The Commonwealth of Massachusetts is committed to continuing the long tradition of shaping its own destiny through continuous learning and innovation-by recognizing that our fates as citizens are entirely shared.
Scientists and practitioners have been drawing on lessons learned to define the specific characteristics of a "quality" program, one that is attuned to the developmental needs of all children. They have been able to measure what they call the "effectiveness factors" that often make the difference between programs that work and those that do not effectively support children's healthy development.
The Commonwealth's new Quality Rating and Improvement System (QRIS) is a key tool, among many, that Massachusetts is developing to help families, communities, and policymakers understand what constitutes quality.
Building on a strong foundation of licensing, the QRIS is designed to support to all children and youth (birth to 13) served in settings across the Commonwealths' mixed delivery System.

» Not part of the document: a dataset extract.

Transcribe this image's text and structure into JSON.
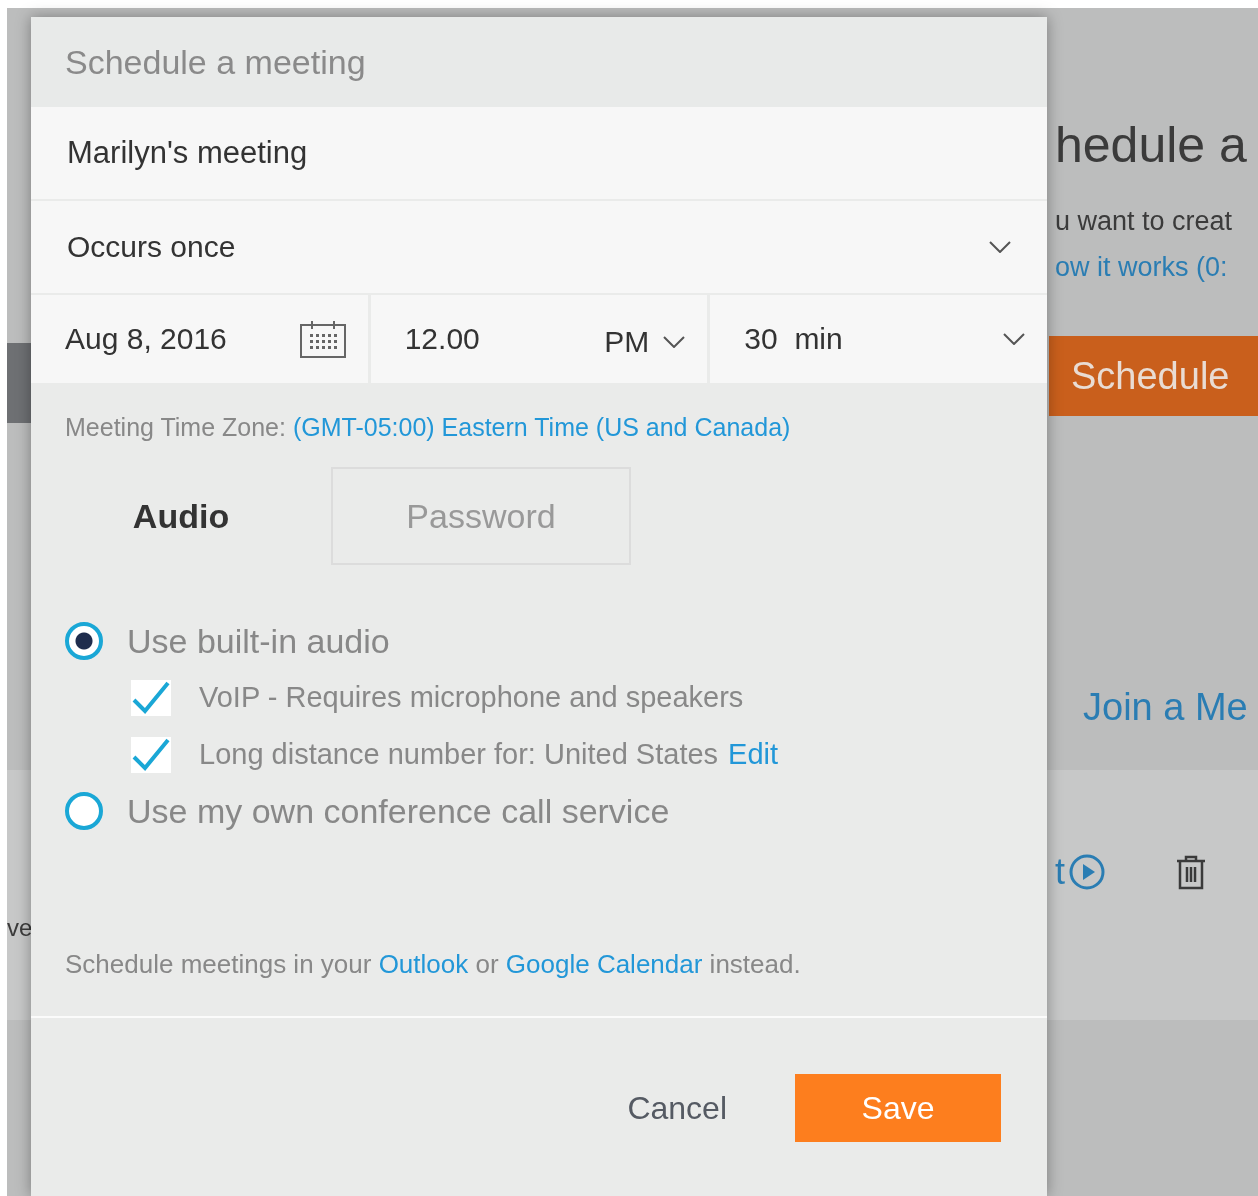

The MA QRIS offers guidance to professionals in early education and care and out of school time settings on a path towards quality, recognizing that higher expectations of programs must be matched with increased supports that include a better-articulated career ladder, financial incentives, and professional development and technical assistance, which are grounded in the science of child development.
To foster the integration and use of child development principles and practices, linked to quality, a set of QRIS Standards were adopted by Board of Early Education and Care on December 14, 2010. The QRIS Standards incorporate learning standards, curriculum, assessment, educator preparation, and family and community engagement to ensure the strongest outcomes for children. These standards are a central component to the MA QRIS.
Through the creation of the MA Quality Rating and Improvement System that engages programs, educators, families and communities in the quest for what is best for our children, we can ensure that, over time, our vision becomes a reality.
QRIS typically have five components
- Standards - The QRIS standards build on the various standards already being used in the state, such as licensing, NAEYC, NAFCC, and Head Start Performance Standards, and organize them into one body of standards. The standards are usually categorized into a series of levels or steps, such as 1 - 5.
- Monitoring and Accountability - The measures the state will use to recognize where programs are in relation to the standards levels.
- Program and Practitioner Supports - The infrastructure to help programs meet and maintain the quality standards. The support infrastructure is built from current/existing resources (e.g., grants).
- Fiscal Incentives - The incentives to encourage programs and providers/educators to pursue higher levels of quality.
- Family and Consumer Engagement - The way that the content of the QRIS is communicated to parents and programs.
Benefits to QRIS include
- Parents have easily accessible information about the quality of early care and education programs.
- Programs and providers use one streamlined set of standards that are connected to supports and fiscal incentives to help them meet and maintain the standards.
- Policymakers understand where and how to invest additional resources.